[Excerpts from an interface dataset]

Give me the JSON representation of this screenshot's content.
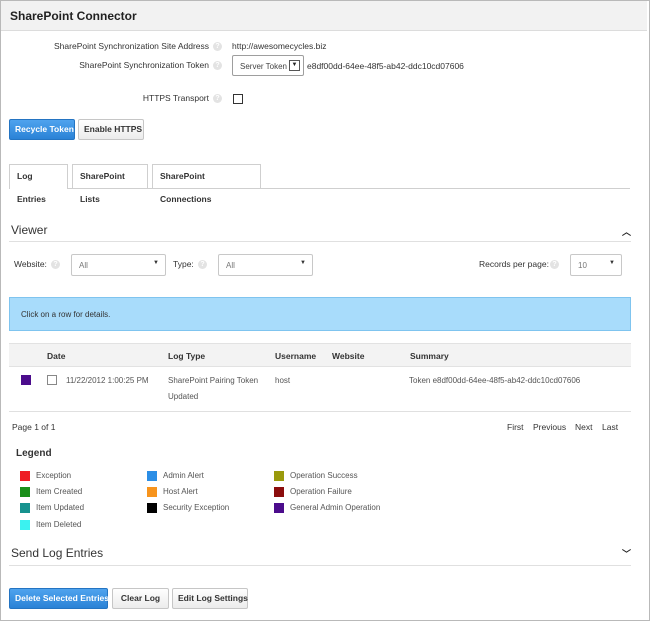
{
  "title": "SharePoint Connector",
  "settings": {
    "site_label": "SharePoint Synchronization Site Address",
    "site_value": "http://awesomecycles.biz",
    "token_label": "SharePoint Synchronization Token",
    "token_select": "Server Token",
    "token_value": "e8df00dd-64ee-48f5-ab42-ddc10cd07606",
    "https_label": "HTTPS Transport",
    "https_checked": false
  },
  "buttons": {
    "recycle": "Recycle Token",
    "enable_https": "Enable HTTPS"
  },
  "tabs": [
    "Log Entries",
    "SharePoint Lists",
    "SharePoint Connections"
  ],
  "viewer": {
    "title": "Viewer",
    "website_label": "Website:",
    "website_value": "All",
    "type_label": "Type:",
    "type_value": "All",
    "records_label": "Records per page:",
    "records_value": "10",
    "info": "Click on a row for details."
  },
  "table": {
    "headers": {
      "date": "Date",
      "log_type": "Log Type",
      "username": "Username",
      "website": "Website",
      "summary": "Summary"
    },
    "rows": [
      {
        "color": "#4b0c8c",
        "date": "11/22/2012 1:00:25 PM",
        "log_type_line1": "SharePoint Pairing Token",
        "log_type_line2": "Updated",
        "username": "host",
        "website": "",
        "summary": "Token e8df00dd-64ee-48f5-ab42-ddc10cd07606"
      }
    ]
  },
  "pager": {
    "page_info": "Page 1 of 1",
    "first": "First",
    "previous": "Previous",
    "next": "Next",
    "last": "Last"
  },
  "legend": {
    "title": "Legend",
    "items": [
      {
        "label": "Exception",
        "color": "#ee1c24"
      },
      {
        "label": "Item Created",
        "color": "#1a8f1a"
      },
      {
        "label": "Item Updated",
        "color": "#17928e"
      },
      {
        "label": "Item Deleted",
        "color": "#3bf2f0"
      },
      {
        "label": "Admin Alert",
        "color": "#2b8ee6"
      },
      {
        "label": "Host Alert",
        "color": "#f7941d"
      },
      {
        "label": "Security Exception",
        "color": "#000000"
      },
      {
        "label": "Operation Success",
        "color": "#9a9a0c"
      },
      {
        "label": "Operation Failure",
        "color": "#8b0d0d"
      },
      {
        "label": "General Admin Operation",
        "color": "#4b0c8c"
      }
    ]
  },
  "send_log": {
    "title": "Send Log Entries"
  },
  "footer": {
    "delete": "Delete Selected Entries",
    "clear": "Clear Log",
    "edit": "Edit Log Settings"
  }
}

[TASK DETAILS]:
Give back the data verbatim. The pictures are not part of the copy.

[COMPLETED EXERCISE]:
Give me the JSON representation of this screenshot's content.
{
  "title": "SharePoint Connector",
  "settings": {
    "site_label": "SharePoint Synchronization Site Address",
    "site_value": "http://awesomecycles.biz",
    "token_label": "SharePoint Synchronization Token",
    "token_select": "Server Token",
    "token_value": "e8df00dd-64ee-48f5-ab42-ddc10cd07606",
    "https_label": "HTTPS Transport",
    "https_checked": false
  },
  "buttons": {
    "recycle": "Recycle Token",
    "enable_https": "Enable HTTPS"
  },
  "tabs": [
    "Log Entries",
    "SharePoint Lists",
    "SharePoint Connections"
  ],
  "viewer": {
    "title": "Viewer",
    "website_label": "Website:",
    "website_value": "All",
    "type_label": "Type:",
    "type_value": "All",
    "records_label": "Records per page:",
    "records_value": "10",
    "info": "Click on a row for details."
  },
  "table": {
    "headers": {
      "date": "Date",
      "log_type": "Log Type",
      "username": "Username",
      "website": "Website",
      "summary": "Summary"
    },
    "rows": [
      {
        "color": "#4b0c8c",
        "date": "11/22/2012 1:00:25 PM",
        "log_type_line1": "SharePoint Pairing Token",
        "log_type_line2": "Updated",
        "username": "host",
        "website": "",
        "summary": "Token e8df00dd-64ee-48f5-ab42-ddc10cd07606"
      }
    ]
  },
  "pager": {
    "page_info": "Page 1 of 1",
    "first": "First",
    "previous": "Previous",
    "next": "Next",
    "last": "Last"
  },
  "legend": {
    "title": "Legend",
    "items": [
      {
        "label": "Exception",
        "color": "#ee1c24"
      },
      {
        "label": "Item Created",
        "color": "#1a8f1a"
      },
      {
        "label": "Item Updated",
        "color": "#17928e"
      },
      {
        "label": "Item Deleted",
        "color": "#3bf2f0"
      },
      {
        "label": "Admin Alert",
        "color": "#2b8ee6"
      },
      {
        "label": "Host Alert",
        "color": "#f7941d"
      },
      {
        "label": "Security Exception",
        "color": "#000000"
      },
      {
        "label": "Operation Success",
        "color": "#9a9a0c"
      },
      {
        "label": "Operation Failure",
        "color": "#8b0d0d"
      },
      {
        "label": "General Admin Operation",
        "color": "#4b0c8c"
      }
    ]
  },
  "send_log": {
    "title": "Send Log Entries"
  },
  "footer": {
    "delete": "Delete Selected Entries",
    "clear": "Clear Log",
    "edit": "Edit Log Settings"
  }
}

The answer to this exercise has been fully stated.